▶ _What you have to do_:
Write out every entry precisely as given, leaving the pictures out.

▶ _Records for processing_:
────────────────────────────────────────
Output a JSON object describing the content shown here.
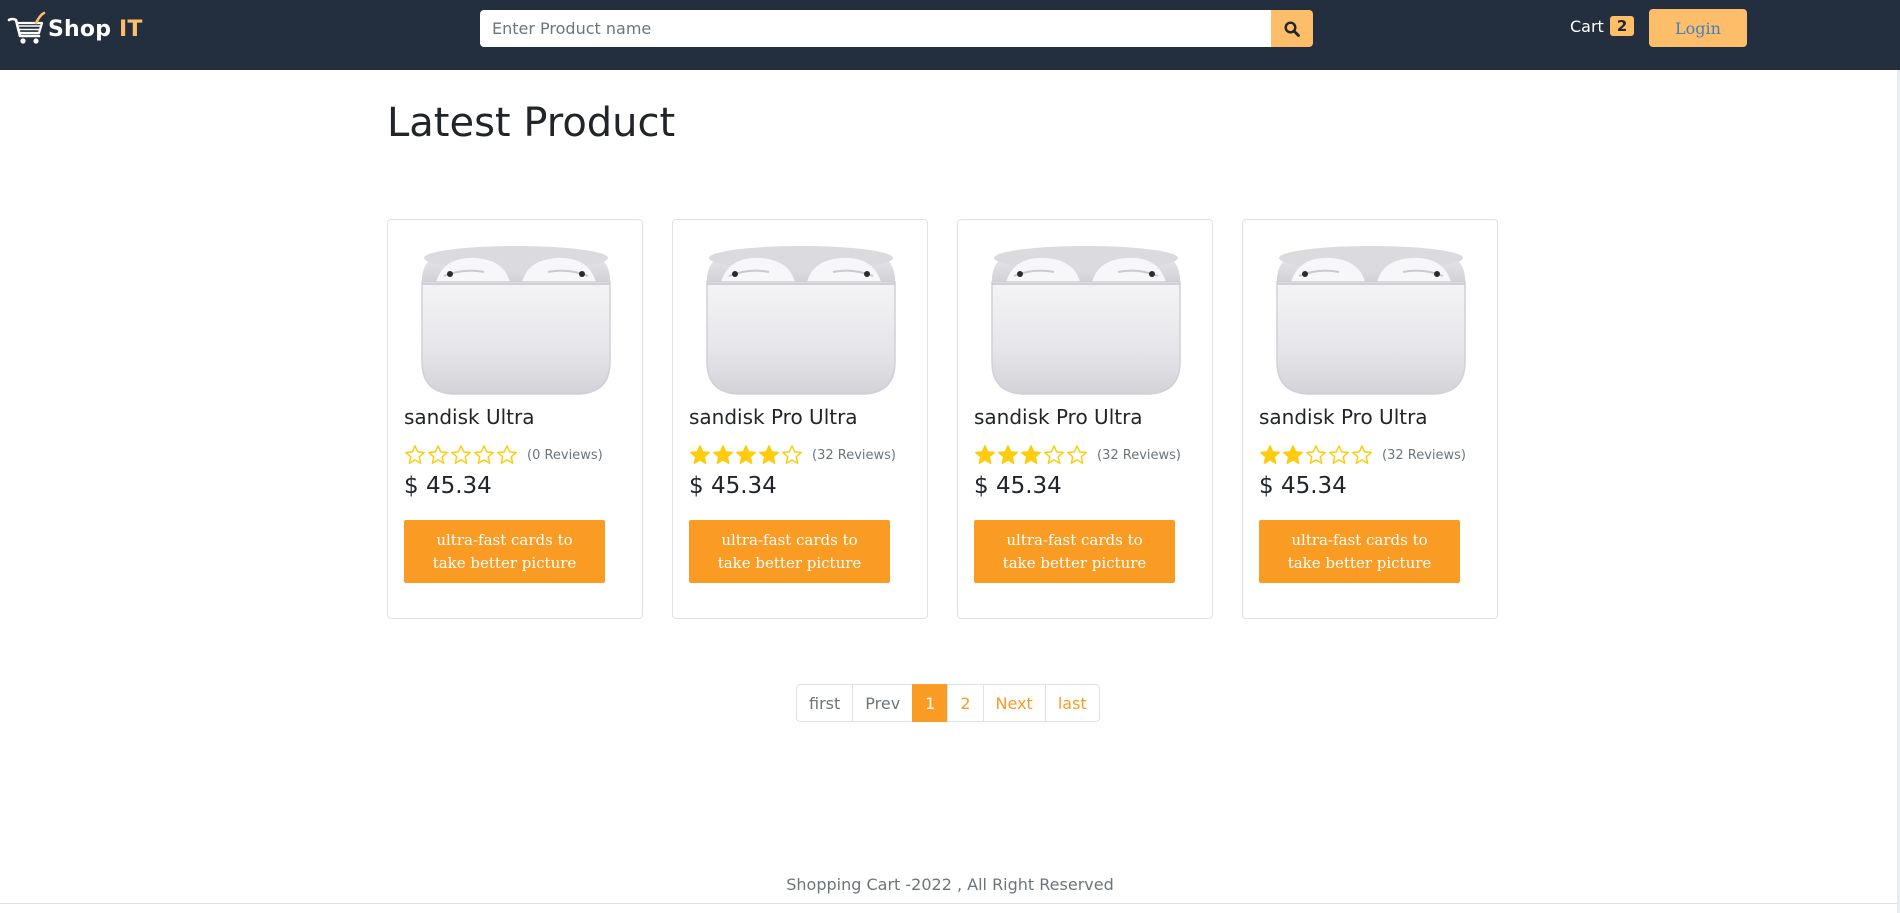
{
  "header": {
    "logo": {
      "brand": "Shop",
      "accent": "IT",
      "icon": "shopping-cart-icon"
    },
    "search": {
      "placeholder": "Enter Product name",
      "value": "",
      "button_icon": "search-icon"
    },
    "cart": {
      "label": "Cart",
      "count": "2"
    },
    "login_label": "Login"
  },
  "main": {
    "title": "Latest Product",
    "products": [
      {
        "name": "sandisk Ultra",
        "rating": 0,
        "reviews": "(0 Reviews)",
        "price": "$ 45.34",
        "button_label": "ultra-fast cards to take better picture"
      },
      {
        "name": "sandisk Pro Ultra",
        "rating": 4,
        "reviews": "(32 Reviews)",
        "price": "$ 45.34",
        "button_label": "ultra-fast cards to take better picture"
      },
      {
        "name": "sandisk Pro Ultra",
        "rating": 3,
        "reviews": "(32 Reviews)",
        "price": "$ 45.34",
        "button_label": "ultra-fast cards to take better picture"
      },
      {
        "name": "sandisk Pro Ultra",
        "rating": 2,
        "reviews": "(32 Reviews)",
        "price": "$ 45.34",
        "button_label": "ultra-fast cards to take better picture"
      }
    ],
    "rating_max": 5
  },
  "pagination": {
    "items": [
      {
        "label": "first",
        "state": "muted"
      },
      {
        "label": "Prev",
        "state": "muted"
      },
      {
        "label": "1",
        "state": "active"
      },
      {
        "label": "2",
        "state": "normal"
      },
      {
        "label": "Next",
        "state": "normal"
      },
      {
        "label": "last",
        "state": "normal"
      }
    ]
  },
  "footer": {
    "text": "Shopping Cart -2022 , All Right Reserved"
  },
  "colors": {
    "navbar": "#232f3e",
    "accent": "#febd69",
    "button_orange": "#fa9c23",
    "star": "#fdcc0d"
  }
}
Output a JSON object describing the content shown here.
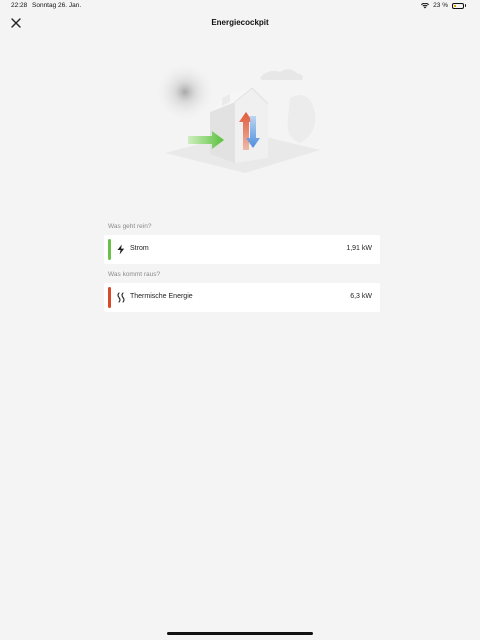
{
  "status": {
    "time": "22:28",
    "date": "Sonntag 26. Jan.",
    "battery": "23 %",
    "battery_level": 0.23
  },
  "header": {
    "title": "Energiecockpit"
  },
  "sections": {
    "input": {
      "label": "Was geht rein?",
      "item": {
        "label": "Strom",
        "value": "1,91 kW",
        "color": "#6cc04a",
        "icon": "lightning-icon"
      }
    },
    "output": {
      "label": "Was kommt raus?",
      "item": {
        "label": "Thermische Energie",
        "value": "6,3 kW",
        "color": "#d9492b",
        "icon": "heat-waves-icon"
      }
    }
  }
}
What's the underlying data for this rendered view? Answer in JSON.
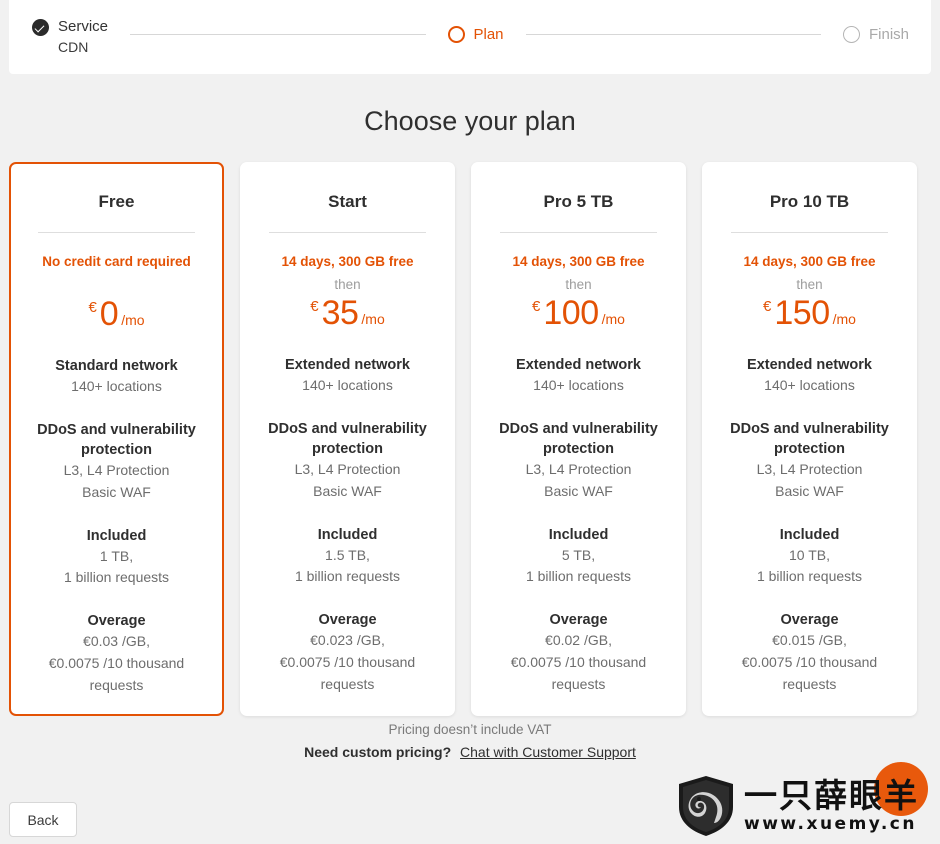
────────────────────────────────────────
▶ _Response for this exercise_:
Output a JSON object describing the content shown here.
{
  "header": {
    "logo": {
      "brand": "Shop",
      "accent": "IT",
      "icon": "shopping-cart-icon"
    },
    "search": {
      "placeholder": "Enter Product name",
      "value": "",
      "button_icon": "search-icon"
    },
    "cart": {
      "label": "Cart",
      "count": "2"
    },
    "login_label": "Login"
  },
  "main": {
    "title": "Latest Product",
    "products": [
      {
        "name": "sandisk Ultra",
        "rating": 0,
        "reviews": "(0 Reviews)",
        "price": "$ 45.34",
        "button_label": "ultra-fast cards to take better picture"
      },
      {
        "name": "sandisk Pro Ultra",
        "rating": 4,
        "reviews": "(32 Reviews)",
        "price": "$ 45.34",
        "button_label": "ultra-fast cards to take better picture"
      },
      {
        "name": "sandisk Pro Ultra",
        "rating": 3,
        "reviews": "(32 Reviews)",
        "price": "$ 45.34",
        "button_label": "ultra-fast cards to take better picture"
      },
      {
        "name": "sandisk Pro Ultra",
        "rating": 2,
        "reviews": "(32 Reviews)",
        "price": "$ 45.34",
        "button_label": "ultra-fast cards to take better picture"
      }
    ],
    "rating_max": 5
  },
  "pagination": {
    "items": [
      {
        "label": "first",
        "state": "muted"
      },
      {
        "label": "Prev",
        "state": "muted"
      },
      {
        "label": "1",
        "state": "active"
      },
      {
        "label": "2",
        "state": "normal"
      },
      {
        "label": "Next",
        "state": "normal"
      },
      {
        "label": "last",
        "state": "normal"
      }
    ]
  },
  "footer": {
    "text": "Shopping Cart -2022 , All Right Reserved"
  },
  "colors": {
    "navbar": "#232f3e",
    "accent": "#febd69",
    "button_orange": "#fa9c23",
    "star": "#fdcc0d"
  }
}
Output a JSON object describing the content shown here.
{
  "status": {
    "time": "22:28",
    "date": "Sonntag 26. Jan.",
    "battery": "23 %",
    "battery_level": 0.23
  },
  "header": {
    "title": "Energiecockpit"
  },
  "sections": {
    "input": {
      "label": "Was geht rein?",
      "item": {
        "label": "Strom",
        "value": "1,91 kW",
        "color": "#6cc04a",
        "icon": "lightning-icon"
      }
    },
    "output": {
      "label": "Was kommt raus?",
      "item": {
        "label": "Thermische Energie",
        "value": "6,3 kW",
        "color": "#d9492b",
        "icon": "heat-waves-icon"
      }
    }
  }
}
What's the underlying data for this rendered view? Answer in JSON.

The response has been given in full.